──────── RECORDS SUPPLIED
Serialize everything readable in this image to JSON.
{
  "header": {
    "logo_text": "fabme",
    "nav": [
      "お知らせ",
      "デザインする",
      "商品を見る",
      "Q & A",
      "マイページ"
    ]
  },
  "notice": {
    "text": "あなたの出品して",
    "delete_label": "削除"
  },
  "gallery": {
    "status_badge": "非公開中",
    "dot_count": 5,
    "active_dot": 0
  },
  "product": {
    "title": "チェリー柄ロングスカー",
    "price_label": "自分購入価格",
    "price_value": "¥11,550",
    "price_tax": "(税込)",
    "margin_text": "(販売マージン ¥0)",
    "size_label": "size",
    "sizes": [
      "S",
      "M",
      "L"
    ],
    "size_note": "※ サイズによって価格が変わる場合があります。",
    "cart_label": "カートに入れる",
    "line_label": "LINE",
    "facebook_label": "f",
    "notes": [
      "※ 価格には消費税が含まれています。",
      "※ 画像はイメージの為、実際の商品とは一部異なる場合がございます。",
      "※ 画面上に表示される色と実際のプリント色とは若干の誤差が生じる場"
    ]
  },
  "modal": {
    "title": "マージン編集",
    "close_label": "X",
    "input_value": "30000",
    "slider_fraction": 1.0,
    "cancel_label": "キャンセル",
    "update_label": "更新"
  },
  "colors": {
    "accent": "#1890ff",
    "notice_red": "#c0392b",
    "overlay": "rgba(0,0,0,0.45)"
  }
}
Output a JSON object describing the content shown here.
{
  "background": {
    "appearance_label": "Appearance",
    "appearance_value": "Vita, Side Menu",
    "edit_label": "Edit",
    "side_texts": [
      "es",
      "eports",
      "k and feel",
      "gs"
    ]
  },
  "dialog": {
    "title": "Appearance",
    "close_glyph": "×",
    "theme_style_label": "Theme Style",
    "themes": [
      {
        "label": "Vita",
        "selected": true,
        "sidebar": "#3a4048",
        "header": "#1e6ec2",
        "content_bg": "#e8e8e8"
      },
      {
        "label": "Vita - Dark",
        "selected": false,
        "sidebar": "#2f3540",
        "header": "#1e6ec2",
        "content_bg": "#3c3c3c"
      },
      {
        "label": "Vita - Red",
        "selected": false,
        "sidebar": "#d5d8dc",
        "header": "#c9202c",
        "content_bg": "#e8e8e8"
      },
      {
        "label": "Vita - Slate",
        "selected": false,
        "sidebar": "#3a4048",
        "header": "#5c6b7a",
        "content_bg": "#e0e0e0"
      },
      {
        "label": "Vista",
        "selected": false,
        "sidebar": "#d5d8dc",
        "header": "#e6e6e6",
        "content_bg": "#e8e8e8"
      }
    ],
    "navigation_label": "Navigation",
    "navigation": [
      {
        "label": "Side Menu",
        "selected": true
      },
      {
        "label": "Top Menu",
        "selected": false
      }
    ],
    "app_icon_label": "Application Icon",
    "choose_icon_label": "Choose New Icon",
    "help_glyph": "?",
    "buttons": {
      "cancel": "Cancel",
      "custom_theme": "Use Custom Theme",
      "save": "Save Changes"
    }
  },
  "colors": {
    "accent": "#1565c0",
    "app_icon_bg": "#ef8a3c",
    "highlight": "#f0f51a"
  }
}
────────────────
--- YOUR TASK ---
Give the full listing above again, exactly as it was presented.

--- RESULT FOR THIS TASK ---
Serialize everything readable in this image to JSON.
{
  "header": {
    "logo_text": "fabme",
    "nav": [
      "お知らせ",
      "デザインする",
      "商品を見る",
      "Q & A",
      "マイページ"
    ]
  },
  "notice": {
    "text": "あなたの出品して",
    "delete_label": "削除"
  },
  "gallery": {
    "status_badge": "非公開中",
    "dot_count": 5,
    "active_dot": 0
  },
  "product": {
    "title": "チェリー柄ロングスカー",
    "price_label": "自分購入価格",
    "price_value": "¥11,550",
    "price_tax": "(税込)",
    "margin_text": "(販売マージン ¥0)",
    "size_label": "size",
    "sizes": [
      "S",
      "M",
      "L"
    ],
    "size_note": "※ サイズによって価格が変わる場合があります。",
    "cart_label": "カートに入れる",
    "line_label": "LINE",
    "facebook_label": "f",
    "notes": [
      "※ 価格には消費税が含まれています。",
      "※ 画像はイメージの為、実際の商品とは一部異なる場合がございます。",
      "※ 画面上に表示される色と実際のプリント色とは若干の誤差が生じる場"
    ]
  },
  "modal": {
    "title": "マージン編集",
    "close_label": "X",
    "input_value": "30000",
    "slider_fraction": 1.0,
    "cancel_label": "キャンセル",
    "update_label": "更新"
  },
  "colors": {
    "accent": "#1890ff",
    "notice_red": "#c0392b",
    "overlay": "rgba(0,0,0,0.45)"
  }
}
Output a JSON object describing the content shown here.
{
  "background": {
    "appearance_label": "Appearance",
    "appearance_value": "Vita, Side Menu",
    "edit_label": "Edit",
    "side_texts": [
      "es",
      "eports",
      "k and feel",
      "gs"
    ]
  },
  "dialog": {
    "title": "Appearance",
    "close_glyph": "×",
    "theme_style_label": "Theme Style",
    "themes": [
      {
        "label": "Vita",
        "selected": true,
        "sidebar": "#3a4048",
        "header": "#1e6ec2",
        "content_bg": "#e8e8e8"
      },
      {
        "label": "Vita - Dark",
        "selected": false,
        "sidebar": "#2f3540",
        "header": "#1e6ec2",
        "content_bg": "#3c3c3c"
      },
      {
        "label": "Vita - Red",
        "selected": false,
        "sidebar": "#d5d8dc",
        "header": "#c9202c",
        "content_bg": "#e8e8e8"
      },
      {
        "label": "Vita - Slate",
        "selected": false,
        "sidebar": "#3a4048",
        "header": "#5c6b7a",
        "content_bg": "#e0e0e0"
      },
      {
        "label": "Vista",
        "selected": false,
        "sidebar": "#d5d8dc",
        "header": "#e6e6e6",
        "content_bg": "#e8e8e8"
      }
    ],
    "navigation_label": "Navigation",
    "navigation": [
      {
        "label": "Side Menu",
        "selected": true
      },
      {
        "label": "Top Menu",
        "selected": false
      }
    ],
    "app_icon_label": "Application Icon",
    "choose_icon_label": "Choose New Icon",
    "help_glyph": "?",
    "buttons": {
      "cancel": "Cancel",
      "custom_theme": "Use Custom Theme",
      "save": "Save Changes"
    }
  },
  "colors": {
    "accent": "#1565c0",
    "app_icon_bg": "#ef8a3c",
    "highlight": "#f0f51a"
  }
}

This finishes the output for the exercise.